Solution:
The major causes of species losses in a geographical area are:

  1. Habitat loss and fragmentation
  2. Overexploitation
  3. Alien species invasion
  4. Co-extinctions
  5. Disturbance and degradation
  6. Pollution
  7. Intensive agriculture and forestry.

Question 6.
How is biodiversity important for ecosystem functioning?
Solution:
An ecosystem with high species diversity is much more stable than an ecosystem with low species diversity. Also, high biodiversity makes the ecosystem more stable in productivity and more resistant to disturbances such as alien species invasions and floods.

If an ecosystem is rich in biodiversity, then the ecological balance would not get affected. Various trophic levels are connected through food chains. If anyone organism or all organisms of any one trophic level is illed, then it will disrupt the entire food chain. For example, in a food chain, if all plants are killed, then all deer will die due to the lack of food.

If all deer are dead, soon the tigers will also die. Therefore, it can be concluded that if an ecosystem is rich in species, then there will be other food alternatives at each trophic level which would not allow any organism to die due to the absence of their food resource. Hence, biodiversity plays an important role in maintaining the health and ecological balance of an ecosystem.

Question 7.
What are sacred groves? What is their role in conservation?

Solution:
Sacred groves are forest patches around places of work. These are held in high esteem by tribal communities/state or central government. Tribals do not allow to cut even a single branch of trees in these sacred groves. Preserved over the course of many generations, sacred groves represent native vegetation in a natural or near-natural state & thus is rich in biodiversity & harbour many rare species of plants & animals. This is the reason why many endemic species flourish in these regions.

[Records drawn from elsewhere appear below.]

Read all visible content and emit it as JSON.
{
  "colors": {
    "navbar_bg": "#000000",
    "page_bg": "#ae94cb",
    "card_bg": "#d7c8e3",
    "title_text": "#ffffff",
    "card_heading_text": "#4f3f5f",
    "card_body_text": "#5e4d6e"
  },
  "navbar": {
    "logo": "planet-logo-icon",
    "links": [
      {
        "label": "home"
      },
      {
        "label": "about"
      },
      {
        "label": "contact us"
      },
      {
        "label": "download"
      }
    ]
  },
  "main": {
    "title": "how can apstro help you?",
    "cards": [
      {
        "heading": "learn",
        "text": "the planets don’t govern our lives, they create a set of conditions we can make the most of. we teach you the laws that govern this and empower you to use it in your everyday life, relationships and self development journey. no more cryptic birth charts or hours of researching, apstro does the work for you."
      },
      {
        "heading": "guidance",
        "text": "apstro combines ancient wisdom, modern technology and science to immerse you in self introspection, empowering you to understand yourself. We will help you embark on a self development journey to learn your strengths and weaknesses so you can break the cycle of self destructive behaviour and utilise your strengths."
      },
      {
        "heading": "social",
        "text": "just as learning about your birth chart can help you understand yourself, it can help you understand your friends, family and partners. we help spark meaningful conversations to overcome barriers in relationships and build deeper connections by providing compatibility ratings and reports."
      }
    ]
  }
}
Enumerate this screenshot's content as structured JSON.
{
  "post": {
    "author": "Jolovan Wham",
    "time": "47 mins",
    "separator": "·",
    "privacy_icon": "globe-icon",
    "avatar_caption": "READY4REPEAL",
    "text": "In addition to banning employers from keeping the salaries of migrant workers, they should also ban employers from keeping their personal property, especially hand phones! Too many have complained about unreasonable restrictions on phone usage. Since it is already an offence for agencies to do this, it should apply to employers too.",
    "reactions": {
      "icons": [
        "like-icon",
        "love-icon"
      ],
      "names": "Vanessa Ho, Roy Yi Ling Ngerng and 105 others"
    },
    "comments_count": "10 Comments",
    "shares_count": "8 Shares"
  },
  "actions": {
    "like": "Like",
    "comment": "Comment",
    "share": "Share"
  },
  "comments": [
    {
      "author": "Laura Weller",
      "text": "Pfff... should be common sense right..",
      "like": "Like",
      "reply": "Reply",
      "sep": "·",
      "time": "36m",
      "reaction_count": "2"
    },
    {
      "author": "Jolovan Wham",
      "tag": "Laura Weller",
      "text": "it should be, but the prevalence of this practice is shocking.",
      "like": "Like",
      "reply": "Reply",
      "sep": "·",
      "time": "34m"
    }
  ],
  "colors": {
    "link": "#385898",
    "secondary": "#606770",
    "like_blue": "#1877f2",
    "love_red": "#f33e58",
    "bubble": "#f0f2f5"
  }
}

Question 8.
Among the ecosystem services are control of floods and soil erosion. How is this achieved by the biotic components of the ecosystem?
Solution:

  • Control of soil erosion: Plant roots hold the soil particles tightly and do not allow the topsoil to be drifted away by winds or moving water. Plants increase the porosity and fertility of the soil.
  • Control of floods: It is carried out by retaining water and preventing runoff rainwater. Litter and humus of plants function as sponges thus, retaining the water which percolates down and gets stored as underground water. Hence, the flood is controlled.

Question 9.
The species diversity of plants (22 percent) is much less than that of animals (72 percent). What could be the explanations for how animals achieved greater diversification?
Solution:
Scientists recorded 22% of plant species diversity including algae, fungi, bryophytes, pteridophytes, gymnosperms, and angiosperms. But they recorded 72% of animal species (including insects, mollusks, fishes, mammals, birds etc.) diversity. Plants have the less adaptive capacity as compared to animals. Animals show locomotory movements and can move from one place to another to suit the environment and also in search of food. On the contrary, plants are fixed. Moreover, animals have well organised body structure with various organs to help adjust to the environment.

Question 10.
Can you think of a situation where we deliberately want to make a species extinct? How would you justify it?
Solution:
Yes, there are various kinds of parasites and disease-causing microbes that we deliberately want to eradicate from the earth. Since these micro-organisms are harmful to human beings, scientists are working hard to fight against them. Scientists have been able to eliminate the smallpox virus from the world through the use of vaccinations. This shows that humans deliberately want to make these species extinct. Several other eradication programmes such as polio and hepatitis B vaccinations are aimed to eliminate these disease-causing microbes.